10 tips for e-commerce – trading between the UK and the EU after Brexit

As the transition period for Brexit ended on 31st December 2020. Here are some tips for you to take into account:


For companies located in the UK

For companies who use warehouses in the EU, for example, Amazon FBA or another warehouse:

  • Get an EU EORI number, because your UK EORI will no longer work for EU imports;
  • Obtain a VAT number in one of the EU countries where you have a warehouse or dropship supplier. You will need this number to be able to refund VAT paid at customs. To be able to obtain EU VAT registration, in some countries you will need to appoint a VAT representative. This is the case in Italy, for example.

For UK businesses without warehouses in the EU:

  • If you plan to send orders from your UK warehouse then you opt for an IOSS number in the EU, to be able to pay deferred VAT once a month in your VAT return. With this scheme, VAT for low-value parcels (with a value of less than 150€) will be due not at Customs, but at the end of the month following import;
  • You may choose not to register for IOSS and choose not to pay EU VAT on your sales to EU customers. That means your buyer will need to go through a Customs clearance procedure and pay VAT. This is because from January 2021 low-value goods are VAT taxable when imported by post. The de-minimis is zero for imports. That means that if you send an order which is 2€ your buyer still needs to calculate and pay VAT at arrival;
  • B2B sales to the EU business buyers are reverse charged.
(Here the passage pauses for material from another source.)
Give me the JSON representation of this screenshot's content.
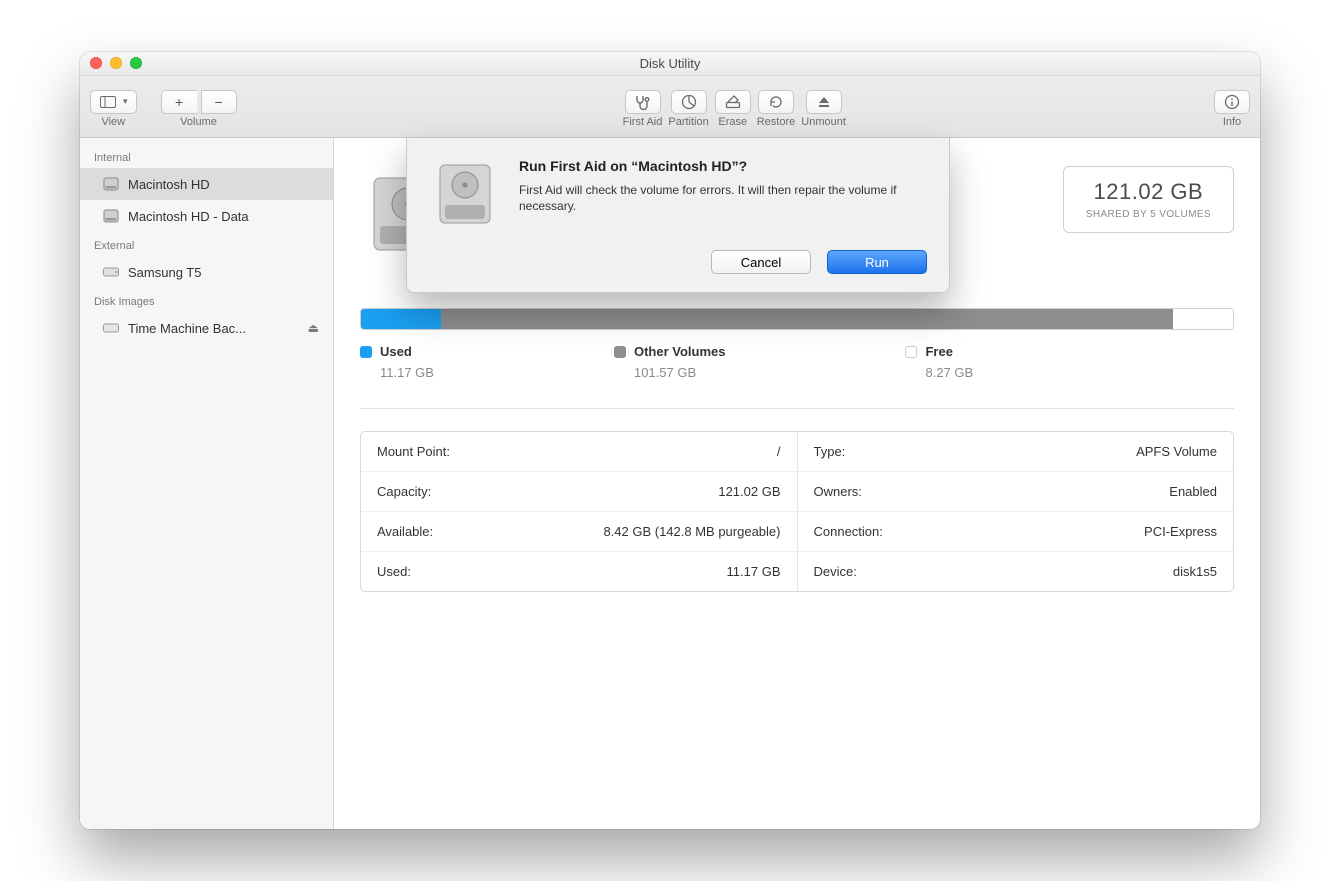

That means that the EU buyer is responsible for VAT calculation and reporting for goods and services.

For UK businesses selling via online marketplaces to European customers:

There are two options:

  • Marketplace may choose to pay import VAT, then they provide you with an IOSS number for your parcel and withhold the VAT amount from revenue;
  • Another option when a marketplace doesn’t take care of import VAT than you need to follow rules described above in the section for businesses without warehouses in the EU.


For EU businesses that want to continue selling in the UK

If you use a warehouse in the UK (for example Amazon FBA warehouse):

  • Get a GB EORI number, because you cannot use EU EORI for your customs clearance anymore.

If you don’t use a warehouse in the UK and send parcels directly from the EU:

  • Get a UK VAT number to use a simplified scheme. This registration is voluntary, but as the import threshold will be removed- it will become too complicated for buyers to order goods from your shop if you don’t use this scheme;
  • Apply for a simplified declaration. Submit Monthly Postponed Import VAT Statement (MPIVS). You can use LOVAT to do it;
  • Find a commodity code to classify your goods. To be able to use reports on the LOVAT platform, you need to update all commodity codes for your goods by 1st January 2021.

For those who sell services and were registered for MOSS in the UK

  • You need to choose a country to register for MOSS in the EU. We can help you to choose a country.

For those who sell goods B2B

  • The reverse charge mechanism will be applied (as it is now) if the buyer has a UK VAT number.


*In this article GB or Great Britain i.e. the United Kingdom except for Northern Ireland

** This article doesn’t cover Goods with specific Customs Requirements, for example, excise goods or gifts


Subscribe to our newsletter to get updates on this issue